Task statement
Look for "budget" in the listing below. Gather each line that contains it.

Supplied material
#####

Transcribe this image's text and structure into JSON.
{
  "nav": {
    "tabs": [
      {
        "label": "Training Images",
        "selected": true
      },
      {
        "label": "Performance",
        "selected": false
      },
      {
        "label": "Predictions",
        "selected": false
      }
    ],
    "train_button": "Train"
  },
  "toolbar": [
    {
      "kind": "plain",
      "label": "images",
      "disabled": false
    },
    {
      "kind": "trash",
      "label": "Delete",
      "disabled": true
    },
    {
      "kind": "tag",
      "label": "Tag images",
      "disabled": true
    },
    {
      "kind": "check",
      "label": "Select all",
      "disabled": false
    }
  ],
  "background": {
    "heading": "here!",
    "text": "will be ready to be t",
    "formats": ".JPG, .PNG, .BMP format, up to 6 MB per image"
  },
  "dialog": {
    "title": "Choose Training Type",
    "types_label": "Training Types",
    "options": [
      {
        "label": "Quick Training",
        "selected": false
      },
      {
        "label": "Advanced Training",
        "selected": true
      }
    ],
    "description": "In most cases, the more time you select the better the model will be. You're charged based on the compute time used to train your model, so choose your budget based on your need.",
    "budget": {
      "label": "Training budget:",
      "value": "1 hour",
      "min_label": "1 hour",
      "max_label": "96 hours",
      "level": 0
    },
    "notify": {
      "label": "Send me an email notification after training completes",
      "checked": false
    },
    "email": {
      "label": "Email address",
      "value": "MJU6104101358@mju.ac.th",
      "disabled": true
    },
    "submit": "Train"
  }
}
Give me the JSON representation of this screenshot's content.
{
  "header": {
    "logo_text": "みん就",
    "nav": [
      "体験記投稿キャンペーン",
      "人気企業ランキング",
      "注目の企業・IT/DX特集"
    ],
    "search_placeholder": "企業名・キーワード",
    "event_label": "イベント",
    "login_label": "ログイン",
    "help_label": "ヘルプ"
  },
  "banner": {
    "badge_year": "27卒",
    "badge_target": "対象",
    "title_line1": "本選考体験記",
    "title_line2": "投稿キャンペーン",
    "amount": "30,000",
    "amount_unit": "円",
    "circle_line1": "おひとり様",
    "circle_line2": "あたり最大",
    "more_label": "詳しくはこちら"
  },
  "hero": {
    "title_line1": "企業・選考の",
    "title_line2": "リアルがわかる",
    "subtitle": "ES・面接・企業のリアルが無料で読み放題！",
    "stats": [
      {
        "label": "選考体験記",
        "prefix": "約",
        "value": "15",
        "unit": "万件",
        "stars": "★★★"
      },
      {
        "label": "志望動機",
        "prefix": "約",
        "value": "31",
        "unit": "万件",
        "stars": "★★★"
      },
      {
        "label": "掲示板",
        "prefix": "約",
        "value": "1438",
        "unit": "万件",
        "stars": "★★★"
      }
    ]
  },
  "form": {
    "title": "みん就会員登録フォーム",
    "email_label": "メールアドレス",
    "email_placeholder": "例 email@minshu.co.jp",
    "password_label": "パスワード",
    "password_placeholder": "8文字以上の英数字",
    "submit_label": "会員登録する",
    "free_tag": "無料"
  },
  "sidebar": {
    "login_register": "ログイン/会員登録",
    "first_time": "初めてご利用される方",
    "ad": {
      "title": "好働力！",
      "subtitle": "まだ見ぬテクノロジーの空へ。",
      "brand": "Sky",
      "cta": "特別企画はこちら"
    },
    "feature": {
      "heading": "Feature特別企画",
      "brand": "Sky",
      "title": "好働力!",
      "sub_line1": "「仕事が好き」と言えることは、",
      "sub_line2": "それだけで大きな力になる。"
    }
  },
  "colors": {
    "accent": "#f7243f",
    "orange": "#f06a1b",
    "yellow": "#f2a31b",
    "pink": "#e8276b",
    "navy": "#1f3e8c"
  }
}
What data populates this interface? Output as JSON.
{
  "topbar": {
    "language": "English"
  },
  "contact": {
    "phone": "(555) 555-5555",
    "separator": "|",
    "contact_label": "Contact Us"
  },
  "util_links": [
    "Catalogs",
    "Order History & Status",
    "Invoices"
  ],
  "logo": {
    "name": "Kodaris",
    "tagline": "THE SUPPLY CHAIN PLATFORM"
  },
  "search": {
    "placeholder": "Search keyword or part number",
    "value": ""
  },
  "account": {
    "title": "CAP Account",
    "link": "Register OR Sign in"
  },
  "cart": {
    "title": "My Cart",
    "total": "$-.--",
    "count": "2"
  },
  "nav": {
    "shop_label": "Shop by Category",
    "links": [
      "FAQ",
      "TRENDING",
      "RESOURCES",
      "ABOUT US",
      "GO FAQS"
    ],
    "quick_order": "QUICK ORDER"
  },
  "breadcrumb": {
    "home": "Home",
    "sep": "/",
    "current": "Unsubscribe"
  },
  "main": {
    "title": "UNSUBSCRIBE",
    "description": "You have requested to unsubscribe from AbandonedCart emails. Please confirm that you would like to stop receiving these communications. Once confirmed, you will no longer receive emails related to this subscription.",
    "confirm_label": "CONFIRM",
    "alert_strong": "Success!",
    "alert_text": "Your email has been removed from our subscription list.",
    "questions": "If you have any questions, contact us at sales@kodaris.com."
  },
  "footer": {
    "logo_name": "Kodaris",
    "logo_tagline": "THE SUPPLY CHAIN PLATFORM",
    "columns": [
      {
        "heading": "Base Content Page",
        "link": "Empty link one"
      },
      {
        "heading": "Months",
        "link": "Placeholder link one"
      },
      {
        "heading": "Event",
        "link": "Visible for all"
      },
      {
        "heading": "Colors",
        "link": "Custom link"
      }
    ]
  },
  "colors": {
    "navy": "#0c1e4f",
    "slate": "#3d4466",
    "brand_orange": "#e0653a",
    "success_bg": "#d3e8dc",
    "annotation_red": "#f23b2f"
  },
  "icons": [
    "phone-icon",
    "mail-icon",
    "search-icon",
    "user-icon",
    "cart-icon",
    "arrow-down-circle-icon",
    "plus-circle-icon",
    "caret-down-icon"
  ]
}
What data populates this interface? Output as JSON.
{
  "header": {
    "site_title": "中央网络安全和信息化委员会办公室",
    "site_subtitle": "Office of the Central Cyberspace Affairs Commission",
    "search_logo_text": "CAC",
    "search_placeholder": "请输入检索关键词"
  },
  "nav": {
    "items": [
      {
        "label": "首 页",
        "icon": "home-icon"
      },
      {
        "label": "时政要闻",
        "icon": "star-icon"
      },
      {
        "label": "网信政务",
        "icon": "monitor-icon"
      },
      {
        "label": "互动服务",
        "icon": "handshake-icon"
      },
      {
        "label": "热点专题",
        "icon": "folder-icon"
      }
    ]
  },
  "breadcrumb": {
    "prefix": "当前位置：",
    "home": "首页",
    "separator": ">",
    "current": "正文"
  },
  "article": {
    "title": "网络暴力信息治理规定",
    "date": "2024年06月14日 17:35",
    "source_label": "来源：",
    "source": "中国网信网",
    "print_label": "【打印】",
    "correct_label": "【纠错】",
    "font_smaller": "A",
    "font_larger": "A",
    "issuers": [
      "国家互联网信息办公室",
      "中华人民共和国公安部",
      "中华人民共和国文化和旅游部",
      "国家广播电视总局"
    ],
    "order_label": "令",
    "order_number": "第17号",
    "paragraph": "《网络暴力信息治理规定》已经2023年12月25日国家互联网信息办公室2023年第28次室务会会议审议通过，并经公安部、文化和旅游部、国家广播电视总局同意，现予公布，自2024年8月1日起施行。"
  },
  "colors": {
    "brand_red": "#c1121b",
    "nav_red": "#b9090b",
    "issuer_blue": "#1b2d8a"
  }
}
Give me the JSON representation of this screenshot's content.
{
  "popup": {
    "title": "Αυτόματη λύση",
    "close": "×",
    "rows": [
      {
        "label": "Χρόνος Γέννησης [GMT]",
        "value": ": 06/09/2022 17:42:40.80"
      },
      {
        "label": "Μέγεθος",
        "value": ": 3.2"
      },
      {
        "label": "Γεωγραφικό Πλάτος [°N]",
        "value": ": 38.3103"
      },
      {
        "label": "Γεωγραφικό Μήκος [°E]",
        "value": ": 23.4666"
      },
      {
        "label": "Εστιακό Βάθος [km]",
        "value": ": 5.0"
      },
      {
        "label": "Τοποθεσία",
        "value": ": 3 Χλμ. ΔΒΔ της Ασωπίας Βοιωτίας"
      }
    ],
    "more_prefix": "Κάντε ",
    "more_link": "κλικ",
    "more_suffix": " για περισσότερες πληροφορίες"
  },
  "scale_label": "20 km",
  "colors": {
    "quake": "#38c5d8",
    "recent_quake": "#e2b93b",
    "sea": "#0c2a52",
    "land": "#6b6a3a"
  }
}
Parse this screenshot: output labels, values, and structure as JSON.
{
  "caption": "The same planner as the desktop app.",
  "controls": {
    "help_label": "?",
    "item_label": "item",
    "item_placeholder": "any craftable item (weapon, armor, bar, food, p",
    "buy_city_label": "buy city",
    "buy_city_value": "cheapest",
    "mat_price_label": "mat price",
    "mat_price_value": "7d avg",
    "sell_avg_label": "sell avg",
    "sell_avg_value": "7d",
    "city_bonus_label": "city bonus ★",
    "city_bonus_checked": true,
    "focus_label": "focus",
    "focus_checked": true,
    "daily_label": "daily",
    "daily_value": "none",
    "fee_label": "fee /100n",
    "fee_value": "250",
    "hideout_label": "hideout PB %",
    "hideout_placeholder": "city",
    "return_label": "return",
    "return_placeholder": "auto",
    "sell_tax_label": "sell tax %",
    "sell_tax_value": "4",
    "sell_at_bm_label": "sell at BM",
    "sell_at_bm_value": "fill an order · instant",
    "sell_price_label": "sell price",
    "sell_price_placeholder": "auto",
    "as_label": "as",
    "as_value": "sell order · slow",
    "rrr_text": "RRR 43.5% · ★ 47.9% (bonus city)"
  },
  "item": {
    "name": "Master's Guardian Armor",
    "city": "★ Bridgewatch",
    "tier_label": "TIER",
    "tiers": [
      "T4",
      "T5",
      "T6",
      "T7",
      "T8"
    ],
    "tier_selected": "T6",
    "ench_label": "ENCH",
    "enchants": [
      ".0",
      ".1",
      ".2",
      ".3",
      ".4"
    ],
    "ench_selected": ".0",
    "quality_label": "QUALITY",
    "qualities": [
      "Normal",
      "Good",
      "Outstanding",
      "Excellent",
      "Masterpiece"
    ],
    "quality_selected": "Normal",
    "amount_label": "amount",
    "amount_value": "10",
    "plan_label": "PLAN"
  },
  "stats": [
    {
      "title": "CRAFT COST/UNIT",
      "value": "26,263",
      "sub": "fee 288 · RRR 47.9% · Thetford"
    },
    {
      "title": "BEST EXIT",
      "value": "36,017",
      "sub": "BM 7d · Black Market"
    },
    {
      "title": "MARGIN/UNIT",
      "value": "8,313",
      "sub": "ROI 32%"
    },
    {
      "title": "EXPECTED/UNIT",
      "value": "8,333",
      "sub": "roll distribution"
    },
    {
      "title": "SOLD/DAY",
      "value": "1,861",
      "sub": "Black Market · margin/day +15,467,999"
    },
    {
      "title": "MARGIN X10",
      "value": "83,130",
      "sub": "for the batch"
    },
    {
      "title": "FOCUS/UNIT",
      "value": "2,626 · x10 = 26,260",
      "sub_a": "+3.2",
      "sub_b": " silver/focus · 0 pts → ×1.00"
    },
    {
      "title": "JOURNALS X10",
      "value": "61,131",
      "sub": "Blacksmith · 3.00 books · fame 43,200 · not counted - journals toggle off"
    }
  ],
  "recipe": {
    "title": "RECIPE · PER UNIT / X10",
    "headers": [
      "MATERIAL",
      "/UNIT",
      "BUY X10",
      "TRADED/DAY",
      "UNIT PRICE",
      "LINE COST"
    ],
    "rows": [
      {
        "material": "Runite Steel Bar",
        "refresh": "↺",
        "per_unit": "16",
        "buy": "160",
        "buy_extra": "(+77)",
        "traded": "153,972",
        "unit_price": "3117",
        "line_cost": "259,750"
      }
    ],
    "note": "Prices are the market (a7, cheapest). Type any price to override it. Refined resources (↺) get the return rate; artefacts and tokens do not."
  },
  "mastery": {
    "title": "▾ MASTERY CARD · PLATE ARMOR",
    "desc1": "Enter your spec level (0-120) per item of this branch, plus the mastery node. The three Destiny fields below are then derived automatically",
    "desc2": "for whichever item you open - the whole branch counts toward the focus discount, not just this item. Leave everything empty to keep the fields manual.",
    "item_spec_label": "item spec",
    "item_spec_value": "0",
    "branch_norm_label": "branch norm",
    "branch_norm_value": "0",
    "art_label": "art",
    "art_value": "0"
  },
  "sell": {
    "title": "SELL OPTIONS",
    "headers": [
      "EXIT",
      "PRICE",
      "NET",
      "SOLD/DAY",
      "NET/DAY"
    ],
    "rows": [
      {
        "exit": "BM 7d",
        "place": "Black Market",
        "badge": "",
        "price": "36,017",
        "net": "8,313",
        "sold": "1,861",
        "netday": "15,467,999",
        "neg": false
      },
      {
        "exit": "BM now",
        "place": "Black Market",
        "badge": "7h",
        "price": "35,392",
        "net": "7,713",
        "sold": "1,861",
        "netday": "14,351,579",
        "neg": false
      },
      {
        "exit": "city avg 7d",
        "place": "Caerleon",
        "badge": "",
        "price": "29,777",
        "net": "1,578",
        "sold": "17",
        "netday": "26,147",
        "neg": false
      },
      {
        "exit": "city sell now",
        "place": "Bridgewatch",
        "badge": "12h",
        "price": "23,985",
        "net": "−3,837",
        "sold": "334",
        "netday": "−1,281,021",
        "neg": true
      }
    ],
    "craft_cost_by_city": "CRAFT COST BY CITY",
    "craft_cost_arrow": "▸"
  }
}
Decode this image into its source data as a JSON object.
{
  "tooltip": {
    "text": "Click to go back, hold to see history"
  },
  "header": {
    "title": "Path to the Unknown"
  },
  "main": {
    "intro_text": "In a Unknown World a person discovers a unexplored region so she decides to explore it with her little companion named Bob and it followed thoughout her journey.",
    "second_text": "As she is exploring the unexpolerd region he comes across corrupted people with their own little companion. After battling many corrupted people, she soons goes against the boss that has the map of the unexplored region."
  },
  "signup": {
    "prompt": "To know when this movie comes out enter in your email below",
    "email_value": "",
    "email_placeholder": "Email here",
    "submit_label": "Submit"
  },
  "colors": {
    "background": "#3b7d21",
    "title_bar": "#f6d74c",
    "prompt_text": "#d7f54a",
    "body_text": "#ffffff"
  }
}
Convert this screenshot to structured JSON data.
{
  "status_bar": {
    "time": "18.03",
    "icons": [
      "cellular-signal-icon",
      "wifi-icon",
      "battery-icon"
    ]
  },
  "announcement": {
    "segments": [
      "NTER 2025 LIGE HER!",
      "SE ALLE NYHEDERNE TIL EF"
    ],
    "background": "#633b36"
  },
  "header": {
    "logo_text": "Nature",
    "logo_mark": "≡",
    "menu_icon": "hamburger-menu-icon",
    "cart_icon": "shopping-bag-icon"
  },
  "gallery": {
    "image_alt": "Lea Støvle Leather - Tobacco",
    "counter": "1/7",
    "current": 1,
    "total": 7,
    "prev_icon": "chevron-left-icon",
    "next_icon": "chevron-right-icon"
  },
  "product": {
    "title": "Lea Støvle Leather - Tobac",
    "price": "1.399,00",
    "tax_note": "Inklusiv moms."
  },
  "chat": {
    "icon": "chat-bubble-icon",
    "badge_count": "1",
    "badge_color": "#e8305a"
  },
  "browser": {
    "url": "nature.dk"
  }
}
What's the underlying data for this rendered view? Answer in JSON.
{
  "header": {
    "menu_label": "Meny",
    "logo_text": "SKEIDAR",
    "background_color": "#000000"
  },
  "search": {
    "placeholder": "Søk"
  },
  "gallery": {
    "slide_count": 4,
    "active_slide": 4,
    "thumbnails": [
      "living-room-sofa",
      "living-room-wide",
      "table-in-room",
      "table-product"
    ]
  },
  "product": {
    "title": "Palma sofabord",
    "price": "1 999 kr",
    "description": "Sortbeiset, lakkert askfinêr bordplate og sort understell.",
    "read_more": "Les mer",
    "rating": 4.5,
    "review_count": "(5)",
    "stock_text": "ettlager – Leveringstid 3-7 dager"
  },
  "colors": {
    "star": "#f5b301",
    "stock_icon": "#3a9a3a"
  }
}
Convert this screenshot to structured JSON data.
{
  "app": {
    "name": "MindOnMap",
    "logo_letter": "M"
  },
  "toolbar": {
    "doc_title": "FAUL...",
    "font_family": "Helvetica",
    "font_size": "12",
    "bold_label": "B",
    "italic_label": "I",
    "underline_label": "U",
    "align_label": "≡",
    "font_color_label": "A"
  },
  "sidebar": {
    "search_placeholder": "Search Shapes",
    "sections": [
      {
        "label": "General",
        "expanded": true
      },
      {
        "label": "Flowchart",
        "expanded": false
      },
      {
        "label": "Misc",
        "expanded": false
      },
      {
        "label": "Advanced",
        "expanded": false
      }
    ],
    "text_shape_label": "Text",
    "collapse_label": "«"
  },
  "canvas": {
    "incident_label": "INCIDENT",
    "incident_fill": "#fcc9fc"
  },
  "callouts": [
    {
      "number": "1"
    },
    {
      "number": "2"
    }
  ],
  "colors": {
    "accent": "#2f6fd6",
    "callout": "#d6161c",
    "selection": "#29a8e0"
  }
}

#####

The completed task
    "description": "In most cases, the more time you select the better the model will be. You're charged based on the compute time used to train your model, so choose your budget based on your need.",
    "budget": {
      "label": "Training budget:",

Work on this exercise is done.